Unfortunately, the story hits a wall when it sidesteps to develop the romance angle. In one particular adrenaline-pumping scene where the two lovers are racing against time to cypher a code, the suspense suddenly falls flat as they talk about each other's personality.
That’s just one of the film’s misses as a suspense-thriller.
There are some loose ends in the script, like too many actions going on simultaneously, resulting in incoherence and failure to convey its main message to the audience.
For instance, it starts by focusing on the protagonist’s dilemma with his job and his conscience. Suddenly the focus veers away from the character and the mood shifts to piecing together a mystery.
Instead of crating suspense, the atmosphere is gloomy; the lighting, often dark. Put these all together and the movie becomes so serious, it’s a bit depressing.
Some redeeming factors manage, however, to save The Numbers Station from becoming a complete disaster.
It provides a glimpse of the sometimes tedious routine, but nonetheless crucial job, of a secret agent.
It also succeeds in conveying the conflicts that some agents probably go through, like the need to fulfill their mission while coming to terms with their conscience.
You may get disappointed if you're looking forward to hi-tech gadgets and death-defying stunts in this film, like most spy movies.
Obviously not a big-budget movie, it compensates by working on its suspense factor, which succeeds in some of the scenes.
The engaging performance of the lead stars is laudable.
John Cusack credibly lends realism to his role as a secret agent.
Malin Akerman, Swedish-Canadian actress who portrayed Silk Spectre II in Watchmen (2009), brings a refreshing breeze to this highly serious movie. The screen seems to light up every time she appears.
The Numbers Station might not make a lasting impression, but it proves that John Cusack can reliably deliver any role he takes. Malin Akerman could make it big in Hollywood.

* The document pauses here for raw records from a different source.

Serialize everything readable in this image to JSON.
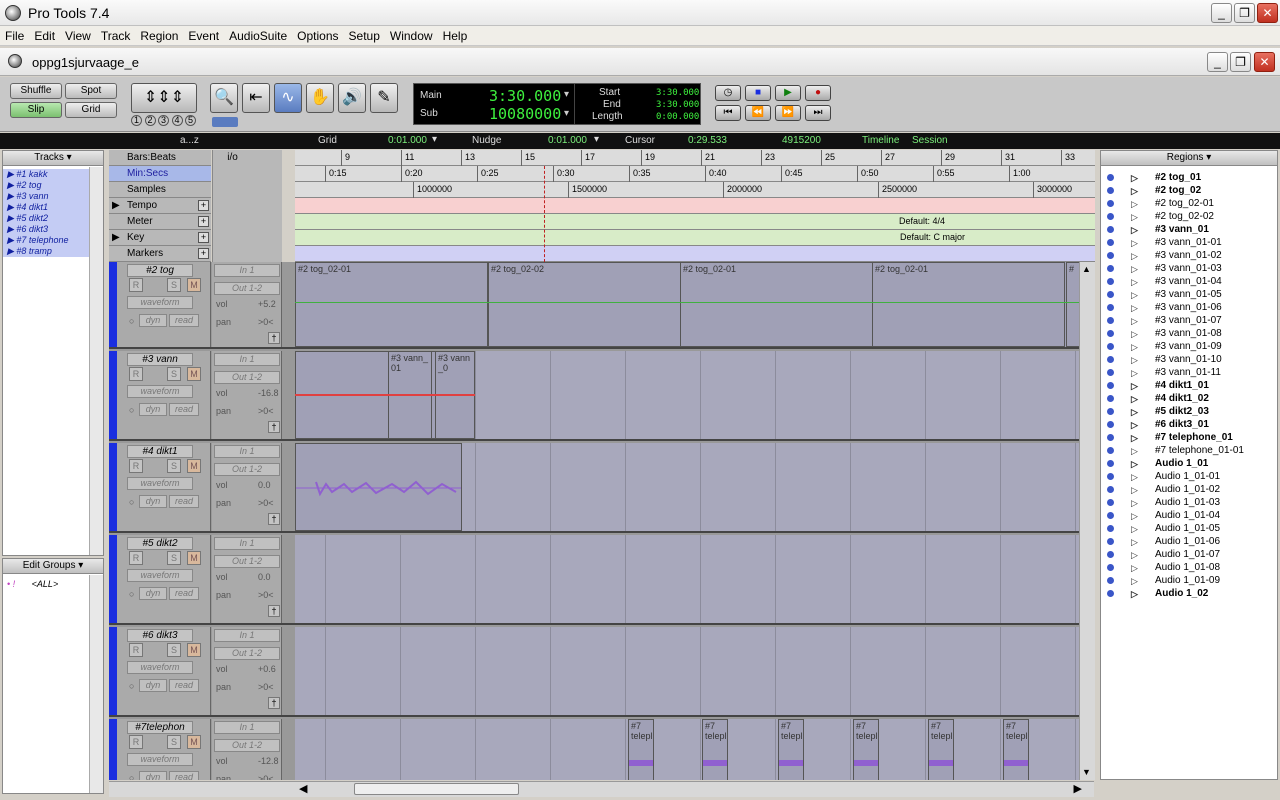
{
  "window": {
    "title": "Pro Tools 7.4"
  },
  "menu": [
    "File",
    "Edit",
    "View",
    "Track",
    "Region",
    "Event",
    "AudioSuite",
    "Options",
    "Setup",
    "Window",
    "Help"
  ],
  "session": {
    "title": "oppg1sjurvaage_e"
  },
  "modes": {
    "shuffle": "Shuffle",
    "spot": "Spot",
    "slip": "Slip",
    "grid": "Grid"
  },
  "zoom_presets": [
    "1",
    "2",
    "3",
    "4",
    "5"
  ],
  "counter": {
    "main_label": "Main",
    "main_value": "3:30.000",
    "sub_label": "Sub",
    "sub_value": "10080000",
    "start_label": "Start",
    "start_value": "3:30.000",
    "end_label": "End",
    "end_value": "3:30.000",
    "length_label": "Length",
    "length_value": "0:00.000"
  },
  "infobar": {
    "grid_label": "Grid",
    "grid_value": "0:01.000",
    "nudge_label": "Nudge",
    "nudge_value": "0:01.000",
    "cursor_label": "Cursor",
    "cursor_value": "0:29.533",
    "samples_value": "4915200",
    "timeline": "Timeline",
    "session": "Session",
    "az": "a...z"
  },
  "tracklist": {
    "header": "Tracks",
    "items": [
      "#1 kakk",
      "#2 tog",
      "#3 vann",
      "#4 dikt1",
      "#5 dikt2",
      "#6 dikt3",
      "#7 telephone",
      "#8 tramp"
    ]
  },
  "edit_groups": {
    "header": "Edit Groups",
    "item_id": "• !",
    "item_name": "<ALL>"
  },
  "rulers": {
    "bars_label": "Bars:Beats",
    "minsecs_label": "Min:Secs",
    "samples_label": "Samples",
    "tempo_label": "Tempo",
    "meter_label": "Meter",
    "key_label": "Key",
    "markers_label": "Markers",
    "io_label": "i/o",
    "bars": [
      "9",
      "11",
      "13",
      "15",
      "17",
      "19",
      "21",
      "23",
      "25",
      "27",
      "29",
      "31",
      "33"
    ],
    "minsecs": [
      "0:15",
      "0:20",
      "0:25",
      "0:30",
      "0:35",
      "0:40",
      "0:45",
      "0:50",
      "0:55",
      "1:00"
    ],
    "samples": [
      "1000000",
      "1500000",
      "2000000",
      "2500000",
      "3000000"
    ],
    "meter_default": "Default: 4/4",
    "key_default": "Default: C major"
  },
  "tracks": [
    {
      "name": "#2 tog",
      "input": "In 1",
      "output": "Out 1-2",
      "view": "waveform",
      "vol_label": "vol",
      "vol": "+5.2",
      "pan_label": "pan",
      "pan": ">0<",
      "dyn": "dyn",
      "auto": "read"
    },
    {
      "name": "#3 vann",
      "input": "In 1",
      "output": "Out 1-2",
      "view": "waveform",
      "vol_label": "vol",
      "vol": "-16.8",
      "pan_label": "pan",
      "pan": ">0<",
      "dyn": "dyn",
      "auto": "read"
    },
    {
      "name": "#4 dikt1",
      "input": "In 1",
      "output": "Out 1-2",
      "view": "waveform",
      "vol_label": "vol",
      "vol": "0.0",
      "pan_label": "pan",
      "pan": ">0<",
      "dyn": "dyn",
      "auto": "read"
    },
    {
      "name": "#5 dikt2",
      "input": "In 1",
      "output": "Out 1-2",
      "view": "waveform",
      "vol_label": "vol",
      "vol": "0.0",
      "pan_label": "pan",
      "pan": ">0<",
      "dyn": "dyn",
      "auto": "read"
    },
    {
      "name": "#6 dikt3",
      "input": "In 1",
      "output": "Out 1-2",
      "view": "waveform",
      "vol_label": "vol",
      "vol": "+0.6",
      "pan_label": "pan",
      "pan": ">0<",
      "dyn": "dyn",
      "auto": "read"
    },
    {
      "name": "#7telephon",
      "input": "In 1",
      "output": "Out 1-2",
      "view": "waveform",
      "vol_label": "vol",
      "vol": "-12.8",
      "pan_label": "pan",
      "pan": ">0<",
      "dyn": "dyn",
      "auto": "read"
    }
  ],
  "track_buttons": {
    "rec": "R",
    "solo": "S",
    "mute": "M"
  },
  "clips": {
    "tog": [
      "#2 tog_02-01",
      "#2 tog_02-02",
      "#2 tog_02-01",
      "#2 tog_02-01",
      "#"
    ],
    "vann": [
      "#3 vann_01",
      "#3 vann_0"
    ],
    "tele": [
      "#7 telepl",
      "#7 telepl",
      "#7 telepl",
      "#7 telepl",
      "#7 telepl",
      "#7 telepl"
    ]
  },
  "regions": {
    "header": "Regions",
    "items": [
      {
        "name": "#2 tog_01",
        "bold": true
      },
      {
        "name": "#2 tog_02",
        "bold": true
      },
      {
        "name": "#2 tog_02-01",
        "bold": false
      },
      {
        "name": "#2 tog_02-02",
        "bold": false
      },
      {
        "name": "#3 vann_01",
        "bold": true
      },
      {
        "name": "#3 vann_01-01",
        "bold": false
      },
      {
        "name": "#3 vann_01-02",
        "bold": false
      },
      {
        "name": "#3 vann_01-03",
        "bold": false
      },
      {
        "name": "#3 vann_01-04",
        "bold": false
      },
      {
        "name": "#3 vann_01-05",
        "bold": false
      },
      {
        "name": "#3 vann_01-06",
        "bold": false
      },
      {
        "name": "#3 vann_01-07",
        "bold": false
      },
      {
        "name": "#3 vann_01-08",
        "bold": false
      },
      {
        "name": "#3 vann_01-09",
        "bold": false
      },
      {
        "name": "#3 vann_01-10",
        "bold": false
      },
      {
        "name": "#3 vann_01-11",
        "bold": false
      },
      {
        "name": "#4 dikt1_01",
        "bold": true
      },
      {
        "name": "#4 dikt1_02",
        "bold": true
      },
      {
        "name": "#5 dikt2_03",
        "bold": true
      },
      {
        "name": "#6 dikt3_01",
        "bold": true
      },
      {
        "name": "#7 telephone_01",
        "bold": true
      },
      {
        "name": "#7 telephone_01-01",
        "bold": false
      },
      {
        "name": "Audio 1_01",
        "bold": true
      },
      {
        "name": "Audio 1_01-01",
        "bold": false
      },
      {
        "name": "Audio 1_01-02",
        "bold": false
      },
      {
        "name": "Audio 1_01-03",
        "bold": false
      },
      {
        "name": "Audio 1_01-04",
        "bold": false
      },
      {
        "name": "Audio 1_01-05",
        "bold": false
      },
      {
        "name": "Audio 1_01-06",
        "bold": false
      },
      {
        "name": "Audio 1_01-07",
        "bold": false
      },
      {
        "name": "Audio 1_01-08",
        "bold": false
      },
      {
        "name": "Audio 1_01-09",
        "bold": false
      },
      {
        "name": "Audio 1_02",
        "bold": true
      }
    ]
  },
  "colors": {
    "track": "#1a2ee0",
    "counter_text": "#3ef03e",
    "tempo_ruler": "#f8d0d0",
    "meter_ruler": "#d8ecc8",
    "markers_ruler": "#d0d0f4"
  }
}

Ed's Note: The "PEP Review" section carries the views of individual reviewers, and does not necessarily reflect the views of the PEP editorial staff.